Along with dresses from the 1870s, women’s fashion in the 1880s is perhaps the most iconic and well known from the era. The decade was well known for the Aesthetic Costume and Rational Dress Movement movements. Women who followed Aesthetic Costume were in protest of the current fashions, which they found to be ugly. Instead, they wore clothes inspired by the Pre-Raphaelites. Lines became looser as corsets were no longer worn and sleeves were wide instead of tight. The Rational Dress Movement were those who protested against the deforming corset along with the many extra layers of clothing because women were becoming more active. In 1883, the bustle made a reappearance but with a more exaggerated horizontal protrusion in the back of it. Drapery and pleats were moved to the sides or the front panel than in the back, while drapery in the back was lifted up to make poufs. Bodices became shorter and ended above the hips rather than below like in the previous decade. Silhouettes become much slimmer yet again by 1886 though. Sleeves were made thinner and tighter and necklines higher. This created what was considered to be a tailored-look that went even further than it had a few years before.

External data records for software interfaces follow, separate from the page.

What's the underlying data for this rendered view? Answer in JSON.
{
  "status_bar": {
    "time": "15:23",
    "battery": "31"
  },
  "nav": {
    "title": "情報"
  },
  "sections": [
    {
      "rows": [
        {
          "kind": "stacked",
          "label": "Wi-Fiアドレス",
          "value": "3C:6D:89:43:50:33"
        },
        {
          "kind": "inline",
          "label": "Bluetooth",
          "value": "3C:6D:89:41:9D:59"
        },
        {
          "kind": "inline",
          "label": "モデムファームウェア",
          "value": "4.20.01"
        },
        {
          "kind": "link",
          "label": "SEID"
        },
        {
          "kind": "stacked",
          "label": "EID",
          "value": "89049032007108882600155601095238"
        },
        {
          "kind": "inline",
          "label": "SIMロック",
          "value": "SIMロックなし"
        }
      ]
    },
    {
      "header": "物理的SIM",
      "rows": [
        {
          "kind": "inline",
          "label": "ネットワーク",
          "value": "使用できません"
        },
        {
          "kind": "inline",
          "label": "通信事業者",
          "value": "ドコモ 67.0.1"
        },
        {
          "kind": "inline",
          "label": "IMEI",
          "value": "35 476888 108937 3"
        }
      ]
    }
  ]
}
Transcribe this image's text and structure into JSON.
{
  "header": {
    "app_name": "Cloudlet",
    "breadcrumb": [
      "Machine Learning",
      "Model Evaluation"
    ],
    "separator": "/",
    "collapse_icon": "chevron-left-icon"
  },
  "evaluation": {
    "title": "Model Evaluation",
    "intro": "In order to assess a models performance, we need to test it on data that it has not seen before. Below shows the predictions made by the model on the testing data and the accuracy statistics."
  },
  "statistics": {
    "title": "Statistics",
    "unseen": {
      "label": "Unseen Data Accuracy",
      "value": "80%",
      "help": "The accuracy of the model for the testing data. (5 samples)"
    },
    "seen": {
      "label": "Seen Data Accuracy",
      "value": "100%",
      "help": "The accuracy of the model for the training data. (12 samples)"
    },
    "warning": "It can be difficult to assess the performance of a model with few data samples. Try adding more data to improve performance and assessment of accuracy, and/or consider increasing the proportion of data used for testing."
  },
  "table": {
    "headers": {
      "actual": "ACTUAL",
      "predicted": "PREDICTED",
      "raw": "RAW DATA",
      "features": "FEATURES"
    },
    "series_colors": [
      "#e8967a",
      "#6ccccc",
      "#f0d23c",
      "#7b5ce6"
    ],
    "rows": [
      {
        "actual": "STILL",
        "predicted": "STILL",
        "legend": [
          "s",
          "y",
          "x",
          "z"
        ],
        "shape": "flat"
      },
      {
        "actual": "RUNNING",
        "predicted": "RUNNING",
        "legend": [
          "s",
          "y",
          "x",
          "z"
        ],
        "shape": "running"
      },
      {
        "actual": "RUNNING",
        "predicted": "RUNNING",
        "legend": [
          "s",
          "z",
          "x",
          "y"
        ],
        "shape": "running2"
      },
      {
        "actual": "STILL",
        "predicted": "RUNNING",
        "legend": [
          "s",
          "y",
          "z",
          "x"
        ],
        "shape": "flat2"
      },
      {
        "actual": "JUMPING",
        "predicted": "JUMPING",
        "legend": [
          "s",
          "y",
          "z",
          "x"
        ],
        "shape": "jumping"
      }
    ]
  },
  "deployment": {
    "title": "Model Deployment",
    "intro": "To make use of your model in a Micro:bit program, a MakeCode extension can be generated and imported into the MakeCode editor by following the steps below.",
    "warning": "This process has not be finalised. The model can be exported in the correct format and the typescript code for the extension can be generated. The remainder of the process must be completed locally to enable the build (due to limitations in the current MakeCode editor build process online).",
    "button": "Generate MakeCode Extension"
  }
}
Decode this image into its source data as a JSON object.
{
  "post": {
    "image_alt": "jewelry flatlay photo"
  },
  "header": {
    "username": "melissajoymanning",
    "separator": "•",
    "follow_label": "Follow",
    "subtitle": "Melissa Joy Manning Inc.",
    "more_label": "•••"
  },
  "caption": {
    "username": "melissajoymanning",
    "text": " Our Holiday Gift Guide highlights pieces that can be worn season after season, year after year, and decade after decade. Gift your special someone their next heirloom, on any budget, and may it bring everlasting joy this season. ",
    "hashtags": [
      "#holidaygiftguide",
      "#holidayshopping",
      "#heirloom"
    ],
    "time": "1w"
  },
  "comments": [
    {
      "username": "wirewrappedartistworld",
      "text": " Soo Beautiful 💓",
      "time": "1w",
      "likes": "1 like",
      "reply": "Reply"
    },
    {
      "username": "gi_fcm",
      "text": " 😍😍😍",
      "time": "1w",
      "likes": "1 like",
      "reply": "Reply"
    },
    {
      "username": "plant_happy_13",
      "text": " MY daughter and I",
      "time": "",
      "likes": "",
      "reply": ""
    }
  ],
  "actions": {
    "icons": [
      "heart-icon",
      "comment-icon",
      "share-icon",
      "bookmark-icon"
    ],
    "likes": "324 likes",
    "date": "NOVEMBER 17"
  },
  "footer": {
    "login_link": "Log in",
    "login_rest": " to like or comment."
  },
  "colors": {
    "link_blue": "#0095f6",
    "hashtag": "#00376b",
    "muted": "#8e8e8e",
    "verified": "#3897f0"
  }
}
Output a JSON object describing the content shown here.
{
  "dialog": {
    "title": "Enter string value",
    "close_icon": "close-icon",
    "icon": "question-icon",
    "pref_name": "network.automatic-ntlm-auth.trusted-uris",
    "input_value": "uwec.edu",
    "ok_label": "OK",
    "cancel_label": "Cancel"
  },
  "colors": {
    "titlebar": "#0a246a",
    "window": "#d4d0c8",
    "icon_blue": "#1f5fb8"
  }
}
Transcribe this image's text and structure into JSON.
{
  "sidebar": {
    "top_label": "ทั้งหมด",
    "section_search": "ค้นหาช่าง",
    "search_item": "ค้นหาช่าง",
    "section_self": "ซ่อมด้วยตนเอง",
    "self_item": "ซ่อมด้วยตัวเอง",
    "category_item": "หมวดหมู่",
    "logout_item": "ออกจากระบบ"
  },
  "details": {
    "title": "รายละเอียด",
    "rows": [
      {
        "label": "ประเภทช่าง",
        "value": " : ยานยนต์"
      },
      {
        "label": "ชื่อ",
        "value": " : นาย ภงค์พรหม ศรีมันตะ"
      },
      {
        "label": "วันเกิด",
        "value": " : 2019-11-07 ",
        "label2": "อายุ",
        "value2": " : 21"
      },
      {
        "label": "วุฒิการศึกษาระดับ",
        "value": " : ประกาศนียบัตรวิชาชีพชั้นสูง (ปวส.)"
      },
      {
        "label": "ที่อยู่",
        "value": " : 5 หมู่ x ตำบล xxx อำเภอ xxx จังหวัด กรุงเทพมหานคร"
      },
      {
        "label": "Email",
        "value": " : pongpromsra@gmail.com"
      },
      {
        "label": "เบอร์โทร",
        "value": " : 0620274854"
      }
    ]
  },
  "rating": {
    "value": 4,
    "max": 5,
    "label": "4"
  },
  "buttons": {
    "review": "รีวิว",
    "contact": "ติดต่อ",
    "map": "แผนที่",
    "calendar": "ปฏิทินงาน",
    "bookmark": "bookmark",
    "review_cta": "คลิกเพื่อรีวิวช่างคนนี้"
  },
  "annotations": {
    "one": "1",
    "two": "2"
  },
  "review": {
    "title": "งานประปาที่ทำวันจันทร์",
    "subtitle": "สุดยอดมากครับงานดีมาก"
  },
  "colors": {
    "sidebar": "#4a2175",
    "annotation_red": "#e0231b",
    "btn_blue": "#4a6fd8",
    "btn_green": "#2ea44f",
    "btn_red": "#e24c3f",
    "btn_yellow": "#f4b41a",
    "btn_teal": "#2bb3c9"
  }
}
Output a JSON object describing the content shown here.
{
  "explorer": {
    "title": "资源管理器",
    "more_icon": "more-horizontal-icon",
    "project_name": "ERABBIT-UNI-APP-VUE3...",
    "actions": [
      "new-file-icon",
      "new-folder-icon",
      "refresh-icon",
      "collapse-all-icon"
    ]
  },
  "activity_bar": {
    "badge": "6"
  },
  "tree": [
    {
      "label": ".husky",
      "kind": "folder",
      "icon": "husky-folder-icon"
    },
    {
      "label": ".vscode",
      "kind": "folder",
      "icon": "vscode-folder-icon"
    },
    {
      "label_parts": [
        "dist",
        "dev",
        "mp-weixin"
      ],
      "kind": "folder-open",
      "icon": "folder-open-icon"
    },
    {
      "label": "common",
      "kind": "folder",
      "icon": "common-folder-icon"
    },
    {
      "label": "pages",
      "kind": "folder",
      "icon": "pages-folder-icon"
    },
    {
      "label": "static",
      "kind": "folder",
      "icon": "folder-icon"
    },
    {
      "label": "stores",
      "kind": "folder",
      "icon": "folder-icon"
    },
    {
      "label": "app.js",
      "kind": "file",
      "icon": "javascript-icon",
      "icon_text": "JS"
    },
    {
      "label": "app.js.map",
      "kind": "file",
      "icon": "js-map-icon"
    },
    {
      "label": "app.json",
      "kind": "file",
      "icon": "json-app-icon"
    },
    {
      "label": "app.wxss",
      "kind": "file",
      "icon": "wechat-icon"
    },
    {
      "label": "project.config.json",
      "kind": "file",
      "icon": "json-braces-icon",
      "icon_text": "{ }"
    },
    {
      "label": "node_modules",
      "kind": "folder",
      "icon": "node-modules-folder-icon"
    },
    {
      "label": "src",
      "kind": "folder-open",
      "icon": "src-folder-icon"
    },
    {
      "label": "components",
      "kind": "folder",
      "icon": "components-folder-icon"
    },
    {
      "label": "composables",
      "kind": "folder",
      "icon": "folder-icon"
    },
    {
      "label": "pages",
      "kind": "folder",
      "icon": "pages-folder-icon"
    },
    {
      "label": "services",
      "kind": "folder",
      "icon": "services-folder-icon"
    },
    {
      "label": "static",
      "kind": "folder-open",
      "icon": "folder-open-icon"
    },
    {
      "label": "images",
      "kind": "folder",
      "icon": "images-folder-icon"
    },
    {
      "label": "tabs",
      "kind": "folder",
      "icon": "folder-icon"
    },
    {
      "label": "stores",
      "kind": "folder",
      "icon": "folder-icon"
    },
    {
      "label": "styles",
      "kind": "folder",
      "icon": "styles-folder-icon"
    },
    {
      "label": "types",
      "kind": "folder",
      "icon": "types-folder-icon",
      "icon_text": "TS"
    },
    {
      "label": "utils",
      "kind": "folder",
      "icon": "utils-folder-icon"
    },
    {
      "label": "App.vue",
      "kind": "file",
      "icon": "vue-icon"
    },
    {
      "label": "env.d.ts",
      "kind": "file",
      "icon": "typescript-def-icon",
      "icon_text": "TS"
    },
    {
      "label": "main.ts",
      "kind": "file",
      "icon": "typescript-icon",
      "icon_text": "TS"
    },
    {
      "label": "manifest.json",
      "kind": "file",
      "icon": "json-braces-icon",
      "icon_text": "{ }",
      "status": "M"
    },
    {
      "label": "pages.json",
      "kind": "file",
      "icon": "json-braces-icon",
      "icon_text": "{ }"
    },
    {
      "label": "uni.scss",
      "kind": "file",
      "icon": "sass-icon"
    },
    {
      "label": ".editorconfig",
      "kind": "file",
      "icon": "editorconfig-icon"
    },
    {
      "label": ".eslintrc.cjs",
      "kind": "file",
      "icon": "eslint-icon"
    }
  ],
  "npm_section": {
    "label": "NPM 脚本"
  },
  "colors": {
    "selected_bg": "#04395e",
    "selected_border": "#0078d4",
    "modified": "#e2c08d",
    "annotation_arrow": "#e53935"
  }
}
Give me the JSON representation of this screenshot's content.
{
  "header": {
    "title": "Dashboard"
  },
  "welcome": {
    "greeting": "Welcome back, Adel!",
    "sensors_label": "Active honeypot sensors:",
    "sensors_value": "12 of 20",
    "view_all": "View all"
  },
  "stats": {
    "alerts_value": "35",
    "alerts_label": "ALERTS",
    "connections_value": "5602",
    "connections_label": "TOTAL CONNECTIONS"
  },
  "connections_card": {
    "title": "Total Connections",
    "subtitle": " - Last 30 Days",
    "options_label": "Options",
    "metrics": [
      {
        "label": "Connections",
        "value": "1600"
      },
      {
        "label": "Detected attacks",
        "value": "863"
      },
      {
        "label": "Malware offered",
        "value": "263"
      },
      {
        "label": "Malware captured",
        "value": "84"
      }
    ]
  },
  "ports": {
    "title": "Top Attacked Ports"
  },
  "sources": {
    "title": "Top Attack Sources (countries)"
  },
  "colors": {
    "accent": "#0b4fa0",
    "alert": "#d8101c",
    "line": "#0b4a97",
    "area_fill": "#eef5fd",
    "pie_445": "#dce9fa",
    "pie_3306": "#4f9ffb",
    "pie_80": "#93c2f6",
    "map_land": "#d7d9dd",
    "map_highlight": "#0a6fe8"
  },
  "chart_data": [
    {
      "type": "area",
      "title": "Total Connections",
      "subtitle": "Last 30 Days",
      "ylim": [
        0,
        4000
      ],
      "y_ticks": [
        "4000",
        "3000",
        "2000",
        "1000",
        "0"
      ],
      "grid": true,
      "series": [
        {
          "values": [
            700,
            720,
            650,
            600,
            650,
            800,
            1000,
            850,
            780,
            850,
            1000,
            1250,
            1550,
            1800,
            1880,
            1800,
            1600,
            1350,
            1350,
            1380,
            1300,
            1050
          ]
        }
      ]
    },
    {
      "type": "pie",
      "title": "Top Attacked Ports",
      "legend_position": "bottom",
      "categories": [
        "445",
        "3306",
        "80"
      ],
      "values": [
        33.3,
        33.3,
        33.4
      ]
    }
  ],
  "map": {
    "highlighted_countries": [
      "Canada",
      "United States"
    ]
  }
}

Crinolines and bustles were no longer in use by 1890. Waists were still kept small and slim and skirts flared from them naturally, creating more of a bell shape when tightened around the hips. Necklines were kept high like in the 1880s but sleeves puffed out and peaked at the top of the shoulders. By 1894 though, sleeves had become smaller again. Large sleeves had to have cushions to make sure they were kept in place, hence why they slowly became less and less popular over the course of the decade. Tailored jackets were worn when sleeves became smaller. These jackets actually helped to improve posture and confidence.
There are many other types of dress worn during the time period such as riding habits or ball gowns and accessories like fans or even how hair was styled. Still, Victorian fashion continues to be well known and iconic, especially during the later period like 1870s and 1880s. It was a time when fashion, along with many other things, was constantly evolving.